Main Street came to an end at the Yates Inn. A Southern community such as Wilkesboro, in its distant relation not only to the central government, but also to neighboring villages, believes itself an individual, free from all others. And yet, little inns just like this one were features of nearly all minor Southern towns, and by now Chang and I felt at home loitering by innyards, waiting to be admitted.
Wilkesboro's version of the Southern hostel was a two-story unpainted log house, its modest front yard overgrown with chokecherry. A giant woman sat on the inn's drooping front porch, fanning herself in the skeletal shade of leafless oaks. She was some five hundred pounds, if not more, this innkeeper. Moist patches of her scalp were visible under her thin gray hair, like peat bog spied through the reeds of a marsh, and her hairline gave way to a glistening forehead just as a marsh would open onto a river.
My brother and I came to stand before her, resting our two free hands on the porch railing. The lady innkeeper scrutinized Chang and me in our unforgiving black. "A charming creature"-her bassy voice wiggled the flesh hanging below her chin-"just about as strange as they say." I could not tell whether the woman's face was friendly or taunting. She wore a homemade dress of gray cloth-stuff made with no thought to style. Her skin refused contour. Birds shrieked in the trees.
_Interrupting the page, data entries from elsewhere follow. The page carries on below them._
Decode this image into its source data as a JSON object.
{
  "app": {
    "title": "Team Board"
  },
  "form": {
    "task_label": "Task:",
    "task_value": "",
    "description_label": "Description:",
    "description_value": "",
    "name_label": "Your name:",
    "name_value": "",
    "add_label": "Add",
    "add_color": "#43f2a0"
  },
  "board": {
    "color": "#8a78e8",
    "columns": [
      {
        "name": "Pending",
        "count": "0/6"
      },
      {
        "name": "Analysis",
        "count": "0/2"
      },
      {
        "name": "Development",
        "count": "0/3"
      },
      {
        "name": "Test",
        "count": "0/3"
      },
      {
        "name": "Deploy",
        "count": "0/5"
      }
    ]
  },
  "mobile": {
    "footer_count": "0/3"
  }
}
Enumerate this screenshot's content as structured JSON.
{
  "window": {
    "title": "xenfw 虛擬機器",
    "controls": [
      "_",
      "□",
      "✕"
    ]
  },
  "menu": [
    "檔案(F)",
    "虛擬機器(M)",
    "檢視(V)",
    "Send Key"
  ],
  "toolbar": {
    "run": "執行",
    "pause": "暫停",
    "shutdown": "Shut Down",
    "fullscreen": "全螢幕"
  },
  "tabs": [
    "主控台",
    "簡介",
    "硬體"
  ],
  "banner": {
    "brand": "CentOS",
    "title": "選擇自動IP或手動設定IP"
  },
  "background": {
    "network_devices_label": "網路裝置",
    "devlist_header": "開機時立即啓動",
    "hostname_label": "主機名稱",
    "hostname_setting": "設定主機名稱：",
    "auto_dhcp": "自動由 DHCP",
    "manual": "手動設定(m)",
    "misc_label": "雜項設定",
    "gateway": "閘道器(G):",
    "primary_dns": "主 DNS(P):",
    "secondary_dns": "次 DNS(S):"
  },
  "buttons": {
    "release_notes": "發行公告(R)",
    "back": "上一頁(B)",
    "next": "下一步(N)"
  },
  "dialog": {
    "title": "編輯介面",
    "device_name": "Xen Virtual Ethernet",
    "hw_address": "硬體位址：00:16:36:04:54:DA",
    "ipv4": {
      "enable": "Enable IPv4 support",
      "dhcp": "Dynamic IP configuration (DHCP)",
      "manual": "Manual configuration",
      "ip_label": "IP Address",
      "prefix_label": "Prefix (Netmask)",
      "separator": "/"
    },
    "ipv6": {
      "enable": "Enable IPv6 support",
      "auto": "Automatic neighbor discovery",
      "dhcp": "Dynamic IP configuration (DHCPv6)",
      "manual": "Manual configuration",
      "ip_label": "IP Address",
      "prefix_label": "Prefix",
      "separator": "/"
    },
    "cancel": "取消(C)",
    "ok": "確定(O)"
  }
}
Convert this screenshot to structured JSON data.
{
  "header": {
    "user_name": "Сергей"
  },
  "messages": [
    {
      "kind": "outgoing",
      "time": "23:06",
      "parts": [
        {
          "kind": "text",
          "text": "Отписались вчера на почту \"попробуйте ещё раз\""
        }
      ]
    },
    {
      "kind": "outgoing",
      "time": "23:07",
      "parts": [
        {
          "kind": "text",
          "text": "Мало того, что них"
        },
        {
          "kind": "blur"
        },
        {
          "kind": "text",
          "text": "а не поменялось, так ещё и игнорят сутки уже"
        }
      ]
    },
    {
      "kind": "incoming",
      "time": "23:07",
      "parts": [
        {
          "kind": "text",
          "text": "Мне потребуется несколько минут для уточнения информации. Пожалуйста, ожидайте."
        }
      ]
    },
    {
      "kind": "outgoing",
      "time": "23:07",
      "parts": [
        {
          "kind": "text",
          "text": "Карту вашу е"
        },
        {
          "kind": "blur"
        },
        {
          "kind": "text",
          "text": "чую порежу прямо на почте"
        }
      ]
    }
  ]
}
I imagined this woman a courtier in His Majesty King Rama's palace, bejeweled, dressed in silk while four or five husbands danced around her, runty men with short life spans.
To her left stood a frowning boy in a straw hat with a crooked rim. To her right, a pair of blond women-her daughters, I guessed, though they were not so young-long-faced, flat-chested, and each with lip rouge on her front teeth. The taller one's eyes flickered impatiently, like the wings of little birds. The way she did not turn away in horror gave me the urge to saw through my ligament. It was the light at that hour, or my fatigue pressing in, but I believed she was smiling at me.
My brother's skin was mucky as the Mekong itself, his breathing a gasp.
The declining sun acted on the girl's fine hair, cutting it into elements of gold and pink gold and shadow. She blushed and bowed her head, but she continued to peek at me from under her brows with eyes the color of blueberries. She bit her lip. A young lady was looking at me, of all things, and smiling. I could not fathom it-looking into my eyes! I returned her stare, I don't know where I discovered the courage.
Only a few seconds passed, evidently, though I was sure the moment slipped from the calendar. For the seeming eternity I stood there, my heart pounded only once, a single thunderclap, echoing. This strange girl's clear eyes looked like safe worlds in which to escape the circumstance of what I was.
Chang's heart, too, began to go frantic for this tall blond innkeeper's daughter-I felt it. Was it me the girl was fixing her gaze on, or the twin close at my side?
The whole time, the girl's sister stood in shadow and chewed at her nails. But before long this one was looking up into my face, too, without smiling or frowning. The entire town had gathered behind us, watching everything. And the sisters' large mother leaned forward in her groaning seat and straightened her dress, patted her hair.
"Jefferson," the large woman said to her boy. "Go get your father." Daintily, she removed a little gnat that had flown into her mouth. "Tell him I found a pair of husbands for your sisters."
I swear the townsfolk cheered.
Reprinted from Chang and Eng by Darin Strauss by permission of E. P. Dutton, a member of Penguin Putnam Inc. Copyright (c) 2000 by Darin Strauss. All rights reserved. This excerpt, or any parts thereof, may not be reproduced in any form without permission.